» WHAT THE TASK REQUIRES: Using the entries below, copy out all lines where "true" is found.

┄┄┄┄┄┄

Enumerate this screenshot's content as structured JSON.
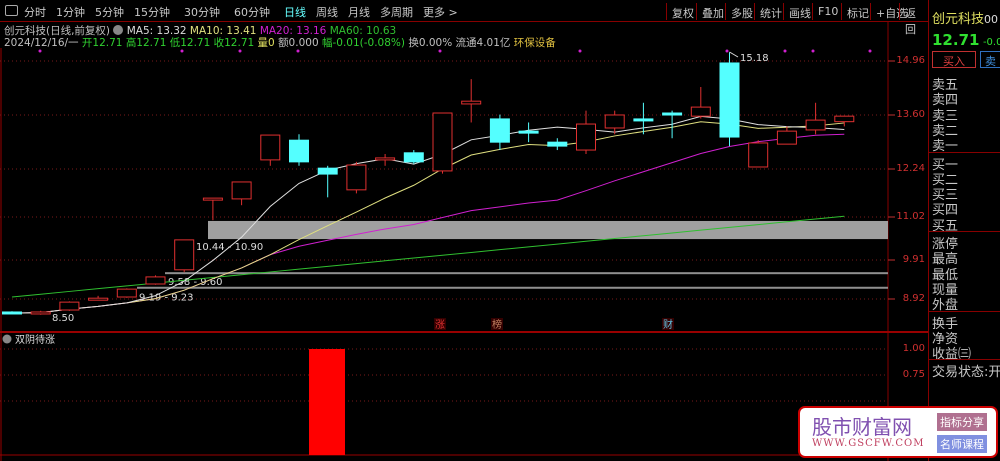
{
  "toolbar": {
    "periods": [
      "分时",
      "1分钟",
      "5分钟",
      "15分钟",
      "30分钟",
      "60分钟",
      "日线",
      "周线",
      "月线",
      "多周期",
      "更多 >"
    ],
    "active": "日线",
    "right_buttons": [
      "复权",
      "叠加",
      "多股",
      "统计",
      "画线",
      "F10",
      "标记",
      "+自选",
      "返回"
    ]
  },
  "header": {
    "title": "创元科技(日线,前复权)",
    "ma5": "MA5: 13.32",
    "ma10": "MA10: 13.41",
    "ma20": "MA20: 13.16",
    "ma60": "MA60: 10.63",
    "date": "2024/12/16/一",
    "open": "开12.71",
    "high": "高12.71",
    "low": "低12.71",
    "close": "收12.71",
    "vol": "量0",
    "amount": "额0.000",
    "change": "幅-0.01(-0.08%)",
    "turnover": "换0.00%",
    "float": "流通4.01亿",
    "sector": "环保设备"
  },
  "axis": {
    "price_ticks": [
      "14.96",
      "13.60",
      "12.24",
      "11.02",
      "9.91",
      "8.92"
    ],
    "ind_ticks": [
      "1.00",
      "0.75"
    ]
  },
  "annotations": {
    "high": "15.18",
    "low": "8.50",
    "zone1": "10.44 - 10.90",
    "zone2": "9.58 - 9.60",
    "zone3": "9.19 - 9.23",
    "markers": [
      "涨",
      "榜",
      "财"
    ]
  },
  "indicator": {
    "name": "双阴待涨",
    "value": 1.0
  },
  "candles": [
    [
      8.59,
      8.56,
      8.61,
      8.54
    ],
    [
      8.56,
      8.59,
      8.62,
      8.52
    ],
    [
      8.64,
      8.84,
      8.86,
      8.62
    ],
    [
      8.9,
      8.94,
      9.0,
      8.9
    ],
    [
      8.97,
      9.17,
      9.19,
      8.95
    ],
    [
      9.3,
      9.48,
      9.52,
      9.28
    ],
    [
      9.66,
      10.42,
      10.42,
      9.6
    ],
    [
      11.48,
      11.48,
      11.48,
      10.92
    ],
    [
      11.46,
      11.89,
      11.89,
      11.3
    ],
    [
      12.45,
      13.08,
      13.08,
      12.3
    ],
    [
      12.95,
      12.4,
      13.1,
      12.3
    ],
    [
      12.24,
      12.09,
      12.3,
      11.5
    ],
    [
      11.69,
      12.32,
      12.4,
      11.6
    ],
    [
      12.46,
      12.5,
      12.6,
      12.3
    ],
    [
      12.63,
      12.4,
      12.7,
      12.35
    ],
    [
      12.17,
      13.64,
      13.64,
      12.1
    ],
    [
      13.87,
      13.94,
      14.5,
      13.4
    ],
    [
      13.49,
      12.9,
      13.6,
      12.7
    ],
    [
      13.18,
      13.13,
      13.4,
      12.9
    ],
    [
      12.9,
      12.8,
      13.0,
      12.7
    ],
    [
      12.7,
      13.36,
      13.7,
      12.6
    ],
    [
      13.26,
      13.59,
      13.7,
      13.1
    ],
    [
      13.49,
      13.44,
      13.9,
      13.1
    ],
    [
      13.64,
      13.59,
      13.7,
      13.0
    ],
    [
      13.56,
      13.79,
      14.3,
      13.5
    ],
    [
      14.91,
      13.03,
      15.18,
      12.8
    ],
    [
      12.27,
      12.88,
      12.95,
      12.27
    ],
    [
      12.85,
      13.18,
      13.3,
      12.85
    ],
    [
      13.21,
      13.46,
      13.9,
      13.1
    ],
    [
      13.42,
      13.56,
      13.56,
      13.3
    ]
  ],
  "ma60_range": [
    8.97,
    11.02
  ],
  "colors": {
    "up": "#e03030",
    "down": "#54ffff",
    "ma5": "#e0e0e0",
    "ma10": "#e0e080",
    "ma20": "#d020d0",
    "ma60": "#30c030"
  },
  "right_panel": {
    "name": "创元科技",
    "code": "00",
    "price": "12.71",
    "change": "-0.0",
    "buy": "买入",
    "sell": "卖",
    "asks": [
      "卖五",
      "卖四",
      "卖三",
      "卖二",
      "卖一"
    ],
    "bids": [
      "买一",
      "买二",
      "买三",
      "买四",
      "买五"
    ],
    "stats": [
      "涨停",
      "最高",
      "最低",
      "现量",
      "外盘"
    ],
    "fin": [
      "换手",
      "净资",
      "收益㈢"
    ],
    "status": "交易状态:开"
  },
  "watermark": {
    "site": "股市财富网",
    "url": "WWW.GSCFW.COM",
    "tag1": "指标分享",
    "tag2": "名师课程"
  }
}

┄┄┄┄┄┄

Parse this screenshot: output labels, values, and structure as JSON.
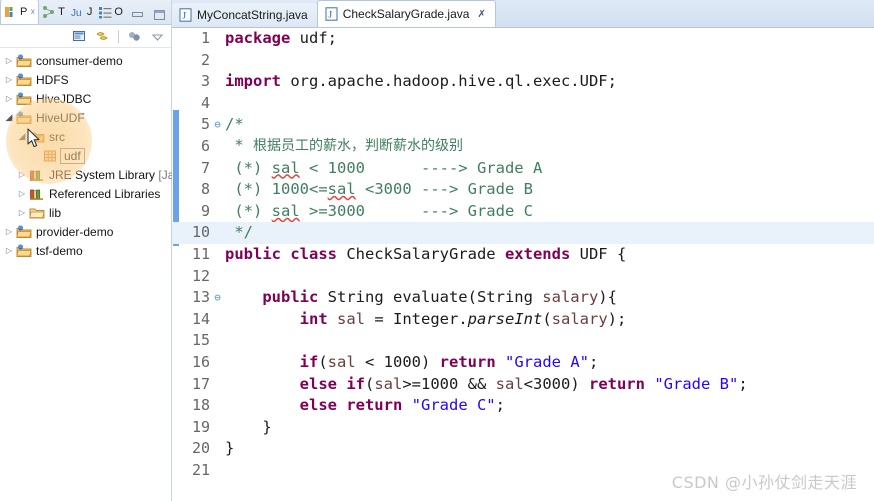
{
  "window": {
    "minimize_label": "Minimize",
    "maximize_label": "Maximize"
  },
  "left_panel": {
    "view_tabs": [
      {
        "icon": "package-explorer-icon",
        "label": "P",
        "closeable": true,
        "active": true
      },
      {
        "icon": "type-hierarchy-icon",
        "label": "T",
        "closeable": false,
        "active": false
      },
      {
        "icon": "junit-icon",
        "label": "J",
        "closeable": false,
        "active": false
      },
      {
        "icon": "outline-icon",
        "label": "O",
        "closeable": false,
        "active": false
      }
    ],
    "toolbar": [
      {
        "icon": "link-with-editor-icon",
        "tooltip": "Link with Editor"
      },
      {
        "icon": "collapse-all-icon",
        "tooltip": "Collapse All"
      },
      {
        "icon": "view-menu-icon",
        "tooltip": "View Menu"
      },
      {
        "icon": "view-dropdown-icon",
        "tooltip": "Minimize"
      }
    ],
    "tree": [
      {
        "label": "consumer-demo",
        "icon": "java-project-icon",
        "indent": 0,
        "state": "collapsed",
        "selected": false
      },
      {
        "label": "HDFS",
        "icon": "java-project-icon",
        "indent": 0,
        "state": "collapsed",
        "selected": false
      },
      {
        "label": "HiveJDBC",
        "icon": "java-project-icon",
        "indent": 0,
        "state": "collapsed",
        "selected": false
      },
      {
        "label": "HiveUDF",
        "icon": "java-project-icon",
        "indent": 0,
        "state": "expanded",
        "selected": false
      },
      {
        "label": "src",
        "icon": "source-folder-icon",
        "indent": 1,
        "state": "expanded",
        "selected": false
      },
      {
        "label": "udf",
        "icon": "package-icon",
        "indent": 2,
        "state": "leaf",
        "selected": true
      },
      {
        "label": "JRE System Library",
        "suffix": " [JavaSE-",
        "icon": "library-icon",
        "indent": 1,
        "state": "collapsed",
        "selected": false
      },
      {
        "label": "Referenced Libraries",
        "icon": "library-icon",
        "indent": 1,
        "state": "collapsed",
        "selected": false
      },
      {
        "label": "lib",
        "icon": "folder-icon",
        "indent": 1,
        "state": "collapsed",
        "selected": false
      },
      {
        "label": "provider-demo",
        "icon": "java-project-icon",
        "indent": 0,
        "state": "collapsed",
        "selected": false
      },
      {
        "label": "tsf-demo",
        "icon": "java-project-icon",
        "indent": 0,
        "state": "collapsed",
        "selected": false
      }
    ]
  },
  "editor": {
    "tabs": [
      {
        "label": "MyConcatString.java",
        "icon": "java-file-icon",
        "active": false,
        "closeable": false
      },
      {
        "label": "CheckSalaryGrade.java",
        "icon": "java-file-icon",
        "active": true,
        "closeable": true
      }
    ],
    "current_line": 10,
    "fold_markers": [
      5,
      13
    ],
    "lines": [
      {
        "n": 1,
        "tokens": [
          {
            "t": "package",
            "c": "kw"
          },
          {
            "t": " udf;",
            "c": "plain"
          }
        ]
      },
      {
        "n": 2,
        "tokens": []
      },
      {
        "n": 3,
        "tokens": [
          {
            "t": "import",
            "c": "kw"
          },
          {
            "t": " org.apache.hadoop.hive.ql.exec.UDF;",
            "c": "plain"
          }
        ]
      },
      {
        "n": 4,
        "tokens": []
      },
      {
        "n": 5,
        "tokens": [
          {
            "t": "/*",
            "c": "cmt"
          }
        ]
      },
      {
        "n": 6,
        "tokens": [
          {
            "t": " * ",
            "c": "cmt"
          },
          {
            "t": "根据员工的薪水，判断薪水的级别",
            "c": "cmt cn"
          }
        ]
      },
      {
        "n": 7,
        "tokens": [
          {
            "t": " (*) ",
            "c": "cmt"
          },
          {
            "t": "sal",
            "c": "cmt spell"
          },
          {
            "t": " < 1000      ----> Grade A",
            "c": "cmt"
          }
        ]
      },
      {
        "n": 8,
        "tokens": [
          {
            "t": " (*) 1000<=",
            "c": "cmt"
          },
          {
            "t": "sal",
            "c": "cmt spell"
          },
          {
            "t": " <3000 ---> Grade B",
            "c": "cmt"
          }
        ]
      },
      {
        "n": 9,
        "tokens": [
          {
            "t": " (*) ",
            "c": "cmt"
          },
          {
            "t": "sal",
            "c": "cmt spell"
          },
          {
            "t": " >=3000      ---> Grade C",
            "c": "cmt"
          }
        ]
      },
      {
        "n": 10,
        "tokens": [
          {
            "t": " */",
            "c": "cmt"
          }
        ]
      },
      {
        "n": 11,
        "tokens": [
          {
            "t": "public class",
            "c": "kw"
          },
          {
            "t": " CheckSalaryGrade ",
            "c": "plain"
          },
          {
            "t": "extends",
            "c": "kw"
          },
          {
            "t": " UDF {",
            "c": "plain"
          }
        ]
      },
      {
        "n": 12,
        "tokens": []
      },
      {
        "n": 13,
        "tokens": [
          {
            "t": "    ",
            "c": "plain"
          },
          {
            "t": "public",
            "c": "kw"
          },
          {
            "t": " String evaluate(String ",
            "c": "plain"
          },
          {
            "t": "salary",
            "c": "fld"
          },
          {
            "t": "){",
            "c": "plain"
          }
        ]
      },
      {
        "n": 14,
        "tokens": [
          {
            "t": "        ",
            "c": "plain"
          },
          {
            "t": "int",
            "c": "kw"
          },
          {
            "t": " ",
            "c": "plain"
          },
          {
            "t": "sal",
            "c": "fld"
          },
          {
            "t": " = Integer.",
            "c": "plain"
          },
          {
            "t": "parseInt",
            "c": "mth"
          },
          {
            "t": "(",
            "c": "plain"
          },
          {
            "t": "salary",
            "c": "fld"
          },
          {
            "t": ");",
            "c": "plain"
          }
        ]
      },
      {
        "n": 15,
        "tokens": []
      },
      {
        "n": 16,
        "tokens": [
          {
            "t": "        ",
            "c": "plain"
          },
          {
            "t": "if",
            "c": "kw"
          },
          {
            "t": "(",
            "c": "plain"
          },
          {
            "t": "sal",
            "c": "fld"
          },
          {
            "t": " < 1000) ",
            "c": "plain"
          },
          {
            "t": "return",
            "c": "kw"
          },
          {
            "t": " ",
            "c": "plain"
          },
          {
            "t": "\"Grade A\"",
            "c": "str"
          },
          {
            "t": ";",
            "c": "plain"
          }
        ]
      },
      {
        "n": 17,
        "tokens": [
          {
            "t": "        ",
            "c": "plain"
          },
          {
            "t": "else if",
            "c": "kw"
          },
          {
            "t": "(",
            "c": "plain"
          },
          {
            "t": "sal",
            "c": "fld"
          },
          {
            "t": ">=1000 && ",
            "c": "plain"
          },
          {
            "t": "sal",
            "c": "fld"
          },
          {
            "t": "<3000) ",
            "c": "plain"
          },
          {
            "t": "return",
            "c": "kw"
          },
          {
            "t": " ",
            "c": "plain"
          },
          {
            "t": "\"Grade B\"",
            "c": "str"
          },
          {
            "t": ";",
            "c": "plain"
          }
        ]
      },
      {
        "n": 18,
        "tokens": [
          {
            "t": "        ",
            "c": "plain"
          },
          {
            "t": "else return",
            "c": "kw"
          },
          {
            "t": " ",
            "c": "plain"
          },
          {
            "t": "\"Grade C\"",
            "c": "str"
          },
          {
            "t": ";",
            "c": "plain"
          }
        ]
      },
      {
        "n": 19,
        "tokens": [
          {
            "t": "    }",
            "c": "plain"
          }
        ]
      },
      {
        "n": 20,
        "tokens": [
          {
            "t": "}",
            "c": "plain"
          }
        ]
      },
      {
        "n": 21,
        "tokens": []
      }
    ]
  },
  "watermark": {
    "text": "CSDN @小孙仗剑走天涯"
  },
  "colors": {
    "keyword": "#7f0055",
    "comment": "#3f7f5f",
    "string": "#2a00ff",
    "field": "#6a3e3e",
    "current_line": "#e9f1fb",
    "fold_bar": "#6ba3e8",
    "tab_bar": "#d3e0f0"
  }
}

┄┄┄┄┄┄

» SOLUTION TO THIS TASK:
        "closeable": true,
        "active": true
        "selected": true
        "active": true,
        "closeable": true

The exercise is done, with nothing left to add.